Given that waterboarding is not part of the current program, and may never be added to the program, I do not think it would be appropriate for me to pass definitive judgment on the technique’s legality. I understand fully that you and other Members of the Committee may disagree with that decision. I also appreciate both the public interest in this issue, and the sincerity and strength of the views you and your colleagues have expressed. But, as I explained during the confirmation process, I do not believe it is advisable to address difficult legal questions in the absence of actual facts and circumstances. That this issue has generated such intense public interest and debate is no reason to ignore that principle; in fact, it is all the more reason to follow it.
The principle that one should refrain from addressing difficult legal questions in the absence of concrete facts and circumstances has even more force in this context. That is because any answer I give could have the effect of articulating publicly—and to our adversaries—the limits and contours of generally worded laws that define the limits of a highly classified interrogation program. Indeed, I understand that a number of Senators articulated this very concern in the fall of 2006, when they defeated an amendment that would have expressly prohibited waterboarding.
If this were an easy question, I would not be reluctant to offer my views on this subject. But, with respect, I believe it is not an easy question. There are some circumstances where current law would appear clearly to prohibit waterboarding’s use. But other circumstances would present a far closer question.
Reasonable people can disagree, and have disagreed, about these matters. That is not surprising: They involve application of generally worded legal provisions to complex factual situations in an area of the highest national interest. It is precisely because the issue is so important, and the questions so difficult, that I, as the Attorney General, should not provide answers absent a set of circumstances that call for those answers. Those circumstances do not present themselves today, and may never present themselves in the future.
I understand that I will be asked questions about this topic today. I will answer those questions to the best of my ability, but within the limits that I have described. I recognize that those limits may make my task today more difficult for me personally. But it is my job as Attorney General to do what I believe the law requires and what is best for the country, not what makes my life more pleasant.
Despite our disagreement on this issue, I hope that the Committee will respect my judgment on this matter, and I hope and expect that we will find common ground on many other matters of great importance to this Committee and to the country—including, most importantly, our shared belief in the important mission of the Department of Justice and the great work of its employees.

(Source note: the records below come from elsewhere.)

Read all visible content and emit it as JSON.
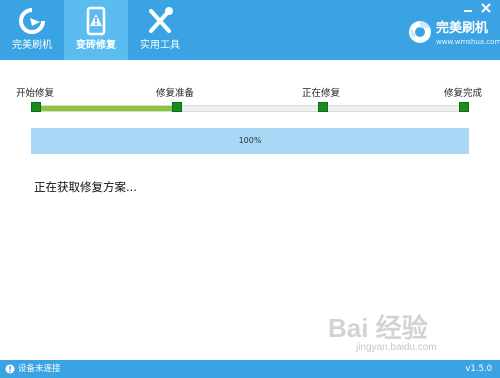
{
  "nav": {
    "tabs": [
      {
        "label": "完美刷机",
        "icon": "refresh-icon"
      },
      {
        "label": "变砖修复",
        "icon": "warning-icon"
      },
      {
        "label": "实用工具",
        "icon": "tools-icon"
      }
    ],
    "active_tab": 1
  },
  "brand": {
    "name": "完美刷机",
    "url": "www.wmshua.com",
    "icon": "chrome-logo-icon"
  },
  "window_controls": [
    "minimize-icon",
    "close-icon"
  ],
  "stages": {
    "labels": [
      "开始修复",
      "修复准备",
      "正在修复",
      "修复完成"
    ],
    "completed_fraction": 0.333
  },
  "progress": {
    "text": "100%",
    "value": 1.0
  },
  "status_text": "正在获取修复方案...",
  "statusbar": {
    "connection": "设备未连接",
    "version": "v1.5.0"
  },
  "watermark": {
    "text": "Bai 经验",
    "url": "jingyan.baidu.com"
  },
  "colors": {
    "accent": "#3aa3e3",
    "stage_done": "#8cc63f",
    "node": "#1c8a1c",
    "progress_fill": "#a9d8f7"
  }
}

Mr. Chairman and members of the Committee, I look forward to your questions.
Letter to Senator Leahy